John VandenBrooks, Ph.D., is a Leading Research Scientist in the Field of Paleophysiology
John VandenBrooks, an Associate Professor of Physiology and Associate Dean for Immersive Learning in EdPlus at ASU, is a renowned researcher on how variations in oxygen levels throughout geologic time impacted animal physiology and evolution. Additionally, he co-leads Dreamscape Learn and Neo Bio initiatives at ASU.
To answer this question, he studied the fossil record of giant insects called Protodonata that lived in oxygen-rich environments around 300 million years ago. Then he reared modern analogues in high oxygen environments and developed a potential method to estimate atmospheric oxygen levels from that era.
Early Life and Education
Early childhood years are critical for children as their brain development accelerates rapidly, shaping how they learn and function throughout life. Establishing a strong foundation during this period is essential for their future success and wellbeing.
Children throughout their formative years acquire social skills, self-esteem, an understanding of the world and moral outlook. Furthermore, they begin to acquire cognitive abilities such as literacy, numeracy and critical thinking.
Research and practice in this area have underscored the significance of early childhood education (ECE) for future educational achievement, economic productivity, responsible citizenship, lifelong health and strong communities.
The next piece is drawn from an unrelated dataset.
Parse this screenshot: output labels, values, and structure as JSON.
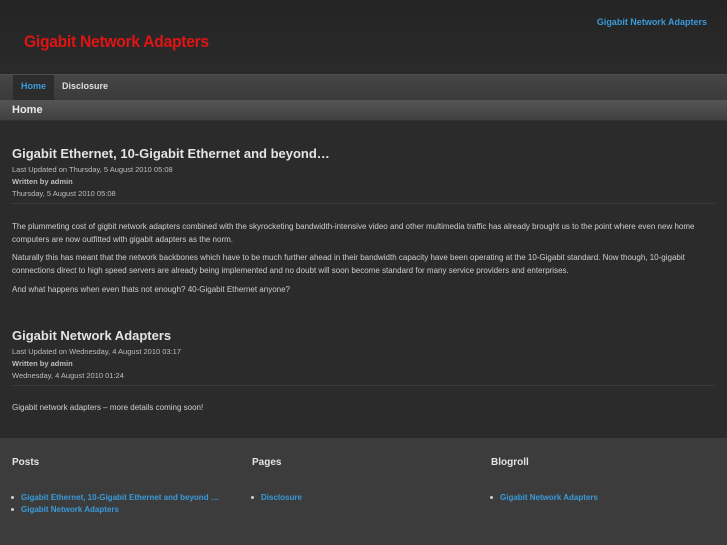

Furthermore, healthy development during these formative years can help children become successful parents themselves.
Achievements and Honors
John vandenbrooks is an associate professor of physiology at Midwestern University in Glendale, Arizona and his research focuses on how variations in atmospheric oxygen levels over geologic time have affected animal physiology and evolution. His work has been featured in a number of journals and he has provided expert consultation to various television and radio programs such as National Geographic, Science Channel, History Channel and BBC. He serves as Associate Dean for Immersive Learning in EdPlus at Arizona State University and leads their Dreamscape Learn and Neo Bio initiatives. He has received several awards and fellowships from organizations such as the National Science Foundation, American Museum of Natural History, American Philosophical Society and others. Currently he is working on an installation called Atmosphere that recreates an ancient atmosphere within an enclosed environment.
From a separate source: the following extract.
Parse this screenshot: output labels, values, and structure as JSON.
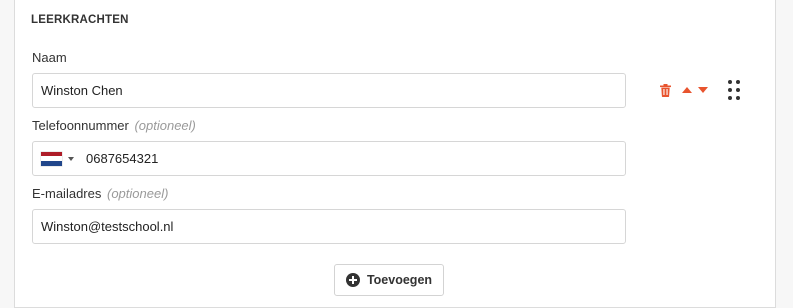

John VandenBrooks is an associate professor in the College of Integrative Sciences and Arts at Arizona State University, best known for his research in paleophysiology – how atmospheric oxygen levels affected animal physiology and evolution over geologic time. His work has been featured on media outlets such as National Geographic Channel, Science Channel and BBC. Before joining ASU’s faculty, VandenBrooks served Midwestern University where he initiated and coordinated their extensive animal research program while serving as core facility director over some of their largest and most complex facilities on campus.
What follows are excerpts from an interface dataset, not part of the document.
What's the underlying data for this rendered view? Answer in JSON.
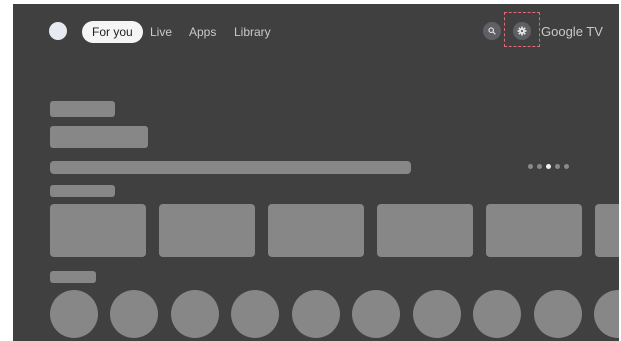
{
  "nav": {
    "tabs": [
      {
        "label": "For you",
        "active": true
      },
      {
        "label": "Live",
        "active": false
      },
      {
        "label": "Apps",
        "active": false
      },
      {
        "label": "Library",
        "active": false
      }
    ],
    "brand": "Google TV",
    "icons": {
      "profile": "avatar",
      "search": "search-icon",
      "settings": "gear-icon"
    }
  },
  "hero": {
    "carousel_pages": 5,
    "active_page": 3
  },
  "rows": [
    {
      "type": "cards",
      "item_count": 6
    },
    {
      "type": "circles",
      "item_count": 10
    }
  ],
  "colors": {
    "background": "#404041",
    "placeholder": "#878787",
    "active_tab_bg": "#f5f5f5",
    "focus_outline": "#e06b78"
  }
}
John vandenbrooks is a research scientist with an estimated net worth of $4 million. He works at Midwestern University in Glendale, Arizona and studies the effects of atmospheric oxygen on animals’ physiology and evolution over geologic time. Additionally, his studies focus on tick borne diseases, cyborg beetles, and storage systems for alternative fuels; his work has been featured on National Geographic and History Channel programs. John and his wife Patty have two children.